Here’s the deal: you can write or say Neanderthal or Neandertal, but you should only write Homo neanderthalensis and say “Homo neander-TAL-ensis”.
I promise that will make sense by the end of this.
The name comes from Neander Valley, Germany, where the first recognized Neanderthal fossil was found in 1856 (other Neanderthal bones had been discovered earlier, but people didn’t know what to make of them). Read More
A steaming bowl of fresh feces isn’t a meal that will bring the family together over the holidays. But for many animals, fecal consumption is a way of life.
The technical term for eating poo is coprophagy, from the Greek kopros for “dung”, and phagein, “to eat”. Though we most commonly associate coprophagy with domestic dogs, many other animals are known to indulge.
Rabbits re-ingest their own droppings to extract extra nutrients; dung beetles have gone a step further and built a specialized diet around balls of manure; growth of American bullfrog tadpoles is enhanced by access to intestinal output; and consumption of fecal matter helps mediate the exchange of essential gut fauna in mice.
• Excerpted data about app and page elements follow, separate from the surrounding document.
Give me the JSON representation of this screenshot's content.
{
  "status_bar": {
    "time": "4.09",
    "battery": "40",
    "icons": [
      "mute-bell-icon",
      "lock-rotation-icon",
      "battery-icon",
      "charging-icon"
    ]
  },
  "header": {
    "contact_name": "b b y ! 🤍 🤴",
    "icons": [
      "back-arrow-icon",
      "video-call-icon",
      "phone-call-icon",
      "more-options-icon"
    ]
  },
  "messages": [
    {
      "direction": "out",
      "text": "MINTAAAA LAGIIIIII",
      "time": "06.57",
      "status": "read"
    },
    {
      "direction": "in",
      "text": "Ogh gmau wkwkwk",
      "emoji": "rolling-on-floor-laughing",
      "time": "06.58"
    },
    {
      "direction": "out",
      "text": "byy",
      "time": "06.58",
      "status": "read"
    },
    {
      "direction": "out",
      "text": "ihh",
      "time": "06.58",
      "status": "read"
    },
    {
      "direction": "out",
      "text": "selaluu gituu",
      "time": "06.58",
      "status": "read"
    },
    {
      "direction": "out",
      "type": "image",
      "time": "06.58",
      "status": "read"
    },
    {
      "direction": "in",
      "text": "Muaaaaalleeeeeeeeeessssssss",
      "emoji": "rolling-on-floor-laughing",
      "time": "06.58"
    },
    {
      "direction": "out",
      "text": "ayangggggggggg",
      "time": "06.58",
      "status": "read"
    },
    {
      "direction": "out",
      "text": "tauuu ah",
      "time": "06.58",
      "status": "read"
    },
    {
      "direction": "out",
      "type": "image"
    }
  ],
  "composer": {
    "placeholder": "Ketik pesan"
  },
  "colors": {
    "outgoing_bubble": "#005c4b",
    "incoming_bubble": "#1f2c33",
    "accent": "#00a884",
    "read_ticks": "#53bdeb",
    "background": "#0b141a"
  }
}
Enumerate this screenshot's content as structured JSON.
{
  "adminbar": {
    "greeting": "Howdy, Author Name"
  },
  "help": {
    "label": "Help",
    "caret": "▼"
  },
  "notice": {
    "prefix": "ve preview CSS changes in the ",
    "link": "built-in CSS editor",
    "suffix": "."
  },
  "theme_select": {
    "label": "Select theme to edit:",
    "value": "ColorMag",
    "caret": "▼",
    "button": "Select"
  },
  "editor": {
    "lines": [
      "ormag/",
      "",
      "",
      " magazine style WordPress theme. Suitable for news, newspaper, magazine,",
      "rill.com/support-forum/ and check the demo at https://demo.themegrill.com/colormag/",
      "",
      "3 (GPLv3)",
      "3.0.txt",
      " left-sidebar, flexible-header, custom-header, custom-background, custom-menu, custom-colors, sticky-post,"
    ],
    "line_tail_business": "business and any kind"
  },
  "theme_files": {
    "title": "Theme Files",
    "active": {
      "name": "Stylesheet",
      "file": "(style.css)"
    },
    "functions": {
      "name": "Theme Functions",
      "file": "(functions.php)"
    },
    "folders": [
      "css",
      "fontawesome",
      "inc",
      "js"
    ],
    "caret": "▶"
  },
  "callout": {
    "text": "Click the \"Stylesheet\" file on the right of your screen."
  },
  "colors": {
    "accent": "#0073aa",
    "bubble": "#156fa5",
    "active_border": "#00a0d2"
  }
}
Read More
In a recent blog post, I focused on the Global Positioning System (GPS) and mused on how we ever got along without high-tech navigational aids. GPS units became common in cars and phones only in the last 15 years or so.
I remember when a road trip required a stop at the local American Automobile Association office to gather free maps of the planned route. Likewise, I remember when well-traveled road warriors had at least one dog-eared copy of a Rand McNally Road Atlas in their cars. Those days are gone, and I miss them. Read More
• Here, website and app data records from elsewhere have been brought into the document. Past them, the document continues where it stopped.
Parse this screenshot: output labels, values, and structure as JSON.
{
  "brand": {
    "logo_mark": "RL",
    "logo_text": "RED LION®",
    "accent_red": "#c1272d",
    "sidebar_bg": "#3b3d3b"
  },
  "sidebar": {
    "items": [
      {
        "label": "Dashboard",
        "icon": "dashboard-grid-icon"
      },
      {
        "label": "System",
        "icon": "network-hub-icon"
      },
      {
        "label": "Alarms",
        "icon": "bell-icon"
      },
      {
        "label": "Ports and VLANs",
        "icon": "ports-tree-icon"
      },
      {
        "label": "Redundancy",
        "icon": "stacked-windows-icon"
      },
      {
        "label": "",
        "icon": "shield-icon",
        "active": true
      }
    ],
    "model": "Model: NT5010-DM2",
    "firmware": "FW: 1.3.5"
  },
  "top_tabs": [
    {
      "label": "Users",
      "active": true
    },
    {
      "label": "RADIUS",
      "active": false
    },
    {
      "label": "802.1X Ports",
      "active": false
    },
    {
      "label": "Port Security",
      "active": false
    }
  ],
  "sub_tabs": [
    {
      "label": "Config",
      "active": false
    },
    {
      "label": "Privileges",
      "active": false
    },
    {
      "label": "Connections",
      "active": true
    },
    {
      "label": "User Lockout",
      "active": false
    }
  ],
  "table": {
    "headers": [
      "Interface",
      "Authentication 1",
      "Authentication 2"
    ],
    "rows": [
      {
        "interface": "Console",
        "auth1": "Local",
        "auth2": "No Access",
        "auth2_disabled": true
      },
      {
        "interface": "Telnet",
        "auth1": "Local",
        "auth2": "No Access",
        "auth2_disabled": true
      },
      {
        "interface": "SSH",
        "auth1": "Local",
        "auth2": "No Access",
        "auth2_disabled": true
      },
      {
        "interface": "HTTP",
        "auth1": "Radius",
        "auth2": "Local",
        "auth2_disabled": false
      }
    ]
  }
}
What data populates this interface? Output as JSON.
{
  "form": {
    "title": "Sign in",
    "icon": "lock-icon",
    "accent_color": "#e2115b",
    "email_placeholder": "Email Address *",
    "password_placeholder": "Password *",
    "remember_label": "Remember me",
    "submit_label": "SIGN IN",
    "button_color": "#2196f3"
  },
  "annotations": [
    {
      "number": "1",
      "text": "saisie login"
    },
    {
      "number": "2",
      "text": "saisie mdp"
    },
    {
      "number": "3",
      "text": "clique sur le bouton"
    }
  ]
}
It is notorious for its role in the expansion and continuation of American slavery, and for its adverse health effects. The latter includes cardiovascular disease and various cancers, including lung cancer, the most common malignancy, underlying millions of deaths each year.
Health officials, attorneys, and activists have spent decades targeting its industrial cultivators in an effort to limit its advertising and sale, particularly to minors. Read More
When we talk of the history of computers, most of us will refer to the evolution of the modern digital desktop PC, charting the decades-long developments by the likes of Apple and Microsoft. What many don’t consider, however, is that computers have been around much longer. In fact, they date back millennia, to a time when they were analogue creations.
Today, the world’s oldest known “computer” is the Antikythera mechanism, a severely corroded bronze artifact which was found at the beginning of the 20th Century, in the remains of a shipwreck near the Mediterranean island of Antikythera. It wasn’t until the 1970s that the importance of the Antikythera mechanism was discovered, when radiography revealed that the device is in fact a complex mechanism of at least 30 gear wheels. Read More
On Easter Island, isolated in the middle of the vast Pacific Ocean, ten species of near microscopic insects are all that remain of the island’s native species — at least for now.
Hidden in volcanic caves that dot the island, the endemic insects of Rapa Nui eke out an existence in an increasingly imperiled habitat. Their ancestral homes, fragile gardens of moss and ferns, are endangered by tourists flooding into the tiny island, and hordes of invasive species threaten to crowd them out. The island may have been immortalized by its iconic Moai, monolithic stone statues standing some 40 feet tall, but its most important inhabitants are almost too small to be seen. Read More